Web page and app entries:

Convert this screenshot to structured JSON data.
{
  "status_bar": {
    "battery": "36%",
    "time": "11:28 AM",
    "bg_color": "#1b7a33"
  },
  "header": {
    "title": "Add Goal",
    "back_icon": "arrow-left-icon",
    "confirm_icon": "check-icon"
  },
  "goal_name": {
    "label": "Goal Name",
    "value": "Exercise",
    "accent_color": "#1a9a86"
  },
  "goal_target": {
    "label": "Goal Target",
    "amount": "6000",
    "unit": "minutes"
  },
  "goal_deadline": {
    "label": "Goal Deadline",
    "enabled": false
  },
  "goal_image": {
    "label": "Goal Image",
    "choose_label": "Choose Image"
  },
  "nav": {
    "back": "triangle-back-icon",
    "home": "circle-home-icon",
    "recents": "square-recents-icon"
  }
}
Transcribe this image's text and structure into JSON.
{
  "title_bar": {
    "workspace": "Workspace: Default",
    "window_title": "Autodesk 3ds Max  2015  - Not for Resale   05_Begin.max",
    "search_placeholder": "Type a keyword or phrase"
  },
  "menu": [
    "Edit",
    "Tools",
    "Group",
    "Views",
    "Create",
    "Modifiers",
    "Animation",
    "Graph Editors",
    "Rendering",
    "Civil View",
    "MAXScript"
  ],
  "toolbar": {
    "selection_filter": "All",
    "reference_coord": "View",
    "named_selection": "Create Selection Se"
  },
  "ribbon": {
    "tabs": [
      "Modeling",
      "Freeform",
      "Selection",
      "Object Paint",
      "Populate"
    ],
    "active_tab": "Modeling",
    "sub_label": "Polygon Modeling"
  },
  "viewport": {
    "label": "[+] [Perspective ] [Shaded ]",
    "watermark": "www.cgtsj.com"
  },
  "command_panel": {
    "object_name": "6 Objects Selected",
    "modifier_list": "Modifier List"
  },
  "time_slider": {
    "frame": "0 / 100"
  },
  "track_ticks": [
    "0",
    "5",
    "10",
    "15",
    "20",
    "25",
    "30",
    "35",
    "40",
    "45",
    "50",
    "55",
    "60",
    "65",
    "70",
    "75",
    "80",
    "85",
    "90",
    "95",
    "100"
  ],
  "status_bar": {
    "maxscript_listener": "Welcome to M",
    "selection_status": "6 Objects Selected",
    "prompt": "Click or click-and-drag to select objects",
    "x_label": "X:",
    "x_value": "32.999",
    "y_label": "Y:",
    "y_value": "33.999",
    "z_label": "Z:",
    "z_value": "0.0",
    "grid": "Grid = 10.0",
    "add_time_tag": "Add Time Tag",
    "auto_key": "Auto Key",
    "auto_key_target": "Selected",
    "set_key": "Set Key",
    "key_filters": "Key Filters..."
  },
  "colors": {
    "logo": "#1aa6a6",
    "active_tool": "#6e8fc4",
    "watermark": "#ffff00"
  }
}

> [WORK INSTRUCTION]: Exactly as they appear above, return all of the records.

> [TASK ANSWER]:
Convert this screenshot to structured JSON data.
{
  "status_bar": {
    "battery": "36%",
    "time": "11:28 AM",
    "bg_color": "#1b7a33"
  },
  "header": {
    "title": "Add Goal",
    "back_icon": "arrow-left-icon",
    "confirm_icon": "check-icon"
  },
  "goal_name": {
    "label": "Goal Name",
    "value": "Exercise",
    "accent_color": "#1a9a86"
  },
  "goal_target": {
    "label": "Goal Target",
    "amount": "6000",
    "unit": "minutes"
  },
  "goal_deadline": {
    "label": "Goal Deadline",
    "enabled": false
  },
  "goal_image": {
    "label": "Goal Image",
    "choose_label": "Choose Image"
  },
  "nav": {
    "back": "triangle-back-icon",
    "home": "circle-home-icon",
    "recents": "square-recents-icon"
  }
}
Transcribe this image's text and structure into JSON.
{
  "title_bar": {
    "workspace": "Workspace: Default",
    "window_title": "Autodesk 3ds Max  2015  - Not for Resale   05_Begin.max",
    "search_placeholder": "Type a keyword or phrase"
  },
  "menu": [
    "Edit",
    "Tools",
    "Group",
    "Views",
    "Create",
    "Modifiers",
    "Animation",
    "Graph Editors",
    "Rendering",
    "Civil View",
    "MAXScript"
  ],
  "toolbar": {
    "selection_filter": "All",
    "reference_coord": "View",
    "named_selection": "Create Selection Se"
  },
  "ribbon": {
    "tabs": [
      "Modeling",
      "Freeform",
      "Selection",
      "Object Paint",
      "Populate"
    ],
    "active_tab": "Modeling",
    "sub_label": "Polygon Modeling"
  },
  "viewport": {
    "label": "[+] [Perspective ] [Shaded ]",
    "watermark": "www.cgtsj.com"
  },
  "command_panel": {
    "object_name": "6 Objects Selected",
    "modifier_list": "Modifier List"
  },
  "time_slider": {
    "frame": "0 / 100"
  },
  "track_ticks": [
    "0",
    "5",
    "10",
    "15",
    "20",
    "25",
    "30",
    "35",
    "40",
    "45",
    "50",
    "55",
    "60",
    "65",
    "70",
    "75",
    "80",
    "85",
    "90",
    "95",
    "100"
  ],
  "status_bar": {
    "maxscript_listener": "Welcome to M",
    "selection_status": "6 Objects Selected",
    "prompt": "Click or click-and-drag to select objects",
    "x_label": "X:",
    "x_value": "32.999",
    "y_label": "Y:",
    "y_value": "33.999",
    "z_label": "Z:",
    "z_value": "0.0",
    "grid": "Grid = 10.0",
    "add_time_tag": "Add Time Tag",
    "auto_key": "Auto Key",
    "auto_key_target": "Selected",
    "set_key": "Set Key",
    "key_filters": "Key Filters..."
  },
  "colors": {
    "logo": "#1aa6a6",
    "active_tool": "#6e8fc4",
    "watermark": "#ffff00"
  }
}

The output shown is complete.